One in four adults has not been hugged for more than a year, a survey has found.
The research, carried out by Demos, suggests people are less likely to build new relationships, with 32 per cent of adults feeling there are fewer opportunities to do so than when the nation first locked down.
But the thinktank’s polling of 1,000 UK adults in May found that 23 per cent believed there are more opportunities as society opens up from Covid restrictions.
It also showed that 64 per cent of respondents said they had not made a new friend for six months, while 44 per cent had not done so in more than a year.
Thirty-seven per cent reported that they have not been hugged for at least half a year, while 25 per cent said they had not shared a hug for a year or more. A further 13 per cent said they have not been asked how their day was or talked to their neighbours in six months or more.
The report called for public services to be delivered in a way that makes it easier for people to form new relationships. This would enable citizens to prevent problems and manage them more successfully with less reliance on the state, it said.
The data comes as Demos warned that there is a "huge risk" that the community spirit prompted by the virus crisis will be lost.

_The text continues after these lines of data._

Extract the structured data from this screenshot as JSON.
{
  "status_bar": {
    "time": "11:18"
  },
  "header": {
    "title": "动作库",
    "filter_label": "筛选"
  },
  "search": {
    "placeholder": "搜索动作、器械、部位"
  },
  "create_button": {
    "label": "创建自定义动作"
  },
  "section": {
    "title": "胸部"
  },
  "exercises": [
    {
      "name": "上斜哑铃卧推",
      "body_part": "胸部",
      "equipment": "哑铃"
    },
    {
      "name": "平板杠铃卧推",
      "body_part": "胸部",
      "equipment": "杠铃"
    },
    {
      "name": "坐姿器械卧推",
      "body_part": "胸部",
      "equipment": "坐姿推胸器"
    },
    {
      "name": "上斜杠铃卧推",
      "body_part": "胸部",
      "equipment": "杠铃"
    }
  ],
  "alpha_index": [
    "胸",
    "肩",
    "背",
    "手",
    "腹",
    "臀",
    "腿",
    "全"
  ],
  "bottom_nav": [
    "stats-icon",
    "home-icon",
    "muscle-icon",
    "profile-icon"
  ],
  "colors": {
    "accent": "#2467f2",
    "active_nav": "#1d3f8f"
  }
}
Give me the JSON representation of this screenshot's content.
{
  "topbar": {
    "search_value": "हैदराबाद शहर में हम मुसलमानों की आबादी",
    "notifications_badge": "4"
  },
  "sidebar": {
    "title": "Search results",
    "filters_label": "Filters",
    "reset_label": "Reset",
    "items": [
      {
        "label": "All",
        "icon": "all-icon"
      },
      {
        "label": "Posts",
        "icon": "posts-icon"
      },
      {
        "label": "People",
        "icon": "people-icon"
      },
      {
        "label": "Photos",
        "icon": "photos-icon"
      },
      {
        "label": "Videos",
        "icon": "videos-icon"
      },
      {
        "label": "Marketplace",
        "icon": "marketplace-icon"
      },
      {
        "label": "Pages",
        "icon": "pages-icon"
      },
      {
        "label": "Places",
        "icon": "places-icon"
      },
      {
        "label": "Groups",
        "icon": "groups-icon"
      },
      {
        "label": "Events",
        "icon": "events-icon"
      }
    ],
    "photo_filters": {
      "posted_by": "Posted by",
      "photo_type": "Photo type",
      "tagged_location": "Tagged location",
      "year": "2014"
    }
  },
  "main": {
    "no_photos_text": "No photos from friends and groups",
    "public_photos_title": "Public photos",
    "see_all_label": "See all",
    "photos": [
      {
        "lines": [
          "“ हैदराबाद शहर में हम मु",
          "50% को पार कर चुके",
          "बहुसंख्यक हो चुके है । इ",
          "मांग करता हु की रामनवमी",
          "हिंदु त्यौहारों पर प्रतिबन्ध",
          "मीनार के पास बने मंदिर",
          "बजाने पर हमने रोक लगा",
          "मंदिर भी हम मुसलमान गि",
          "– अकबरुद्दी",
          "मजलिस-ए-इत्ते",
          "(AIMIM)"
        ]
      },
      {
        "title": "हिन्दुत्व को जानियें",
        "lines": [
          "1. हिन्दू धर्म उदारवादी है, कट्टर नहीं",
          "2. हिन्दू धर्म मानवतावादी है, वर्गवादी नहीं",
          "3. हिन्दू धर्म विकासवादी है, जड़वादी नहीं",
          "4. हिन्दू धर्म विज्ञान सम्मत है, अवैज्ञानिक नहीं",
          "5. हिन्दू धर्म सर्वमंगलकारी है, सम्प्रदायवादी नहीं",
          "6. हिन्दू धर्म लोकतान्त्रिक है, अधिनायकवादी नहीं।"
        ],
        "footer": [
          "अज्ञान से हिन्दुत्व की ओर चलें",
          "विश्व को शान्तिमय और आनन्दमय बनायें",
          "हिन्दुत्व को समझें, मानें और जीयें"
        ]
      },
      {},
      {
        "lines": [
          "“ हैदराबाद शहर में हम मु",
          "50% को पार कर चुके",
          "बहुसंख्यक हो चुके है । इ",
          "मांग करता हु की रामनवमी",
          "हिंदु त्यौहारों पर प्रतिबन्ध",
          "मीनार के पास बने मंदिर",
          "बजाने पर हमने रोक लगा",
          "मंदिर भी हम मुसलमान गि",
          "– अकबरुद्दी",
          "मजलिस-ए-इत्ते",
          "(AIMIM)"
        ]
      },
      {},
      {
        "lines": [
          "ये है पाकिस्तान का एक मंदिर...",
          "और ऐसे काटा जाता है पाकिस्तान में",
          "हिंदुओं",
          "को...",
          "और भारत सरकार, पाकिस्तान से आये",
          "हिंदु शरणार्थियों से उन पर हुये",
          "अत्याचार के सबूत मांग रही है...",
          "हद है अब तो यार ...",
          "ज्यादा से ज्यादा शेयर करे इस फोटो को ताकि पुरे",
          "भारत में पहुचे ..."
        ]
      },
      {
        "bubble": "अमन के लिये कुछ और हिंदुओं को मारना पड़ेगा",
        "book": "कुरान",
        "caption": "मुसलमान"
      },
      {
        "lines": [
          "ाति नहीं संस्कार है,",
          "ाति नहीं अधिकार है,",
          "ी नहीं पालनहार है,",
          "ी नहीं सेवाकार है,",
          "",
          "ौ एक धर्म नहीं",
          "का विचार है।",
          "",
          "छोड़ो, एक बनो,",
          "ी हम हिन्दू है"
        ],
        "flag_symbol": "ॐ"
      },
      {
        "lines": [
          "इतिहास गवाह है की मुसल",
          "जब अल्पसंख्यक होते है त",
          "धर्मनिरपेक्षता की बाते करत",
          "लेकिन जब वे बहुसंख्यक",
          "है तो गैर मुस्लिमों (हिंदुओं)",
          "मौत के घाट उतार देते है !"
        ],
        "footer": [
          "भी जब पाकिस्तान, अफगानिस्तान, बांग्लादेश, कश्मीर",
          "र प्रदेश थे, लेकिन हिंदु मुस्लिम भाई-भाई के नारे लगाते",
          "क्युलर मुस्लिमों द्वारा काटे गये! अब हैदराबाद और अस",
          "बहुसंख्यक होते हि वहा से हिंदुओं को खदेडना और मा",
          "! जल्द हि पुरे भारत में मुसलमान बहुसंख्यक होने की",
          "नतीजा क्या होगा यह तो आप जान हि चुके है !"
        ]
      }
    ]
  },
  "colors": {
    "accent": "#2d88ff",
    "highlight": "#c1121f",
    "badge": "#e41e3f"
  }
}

Polly Mackenzie, the chief executive at Demos and the author of Relational Public Services, said the pandemic had shown that strong community ties are "vital to our resilience and strength as a society".
She added: "Our new research worryingly shows that these gains we’ve made in community relationships earlier in the pandemic are in danger of being lost. If we’re to build back stronger from the pandemic, we need to reimagine our public services for the 21st century as a way of strengthening our communities, relationships and social capital."
Andy Start, the executive officer at Capita Government Services, said: "The report’s findings demonstrate the UK public’s appetite to shift to a relational model for service delivery.
"This would enable service providers and users to form strong relationships with one another and build trust, in turn helping combat social isolation and build stronger communities."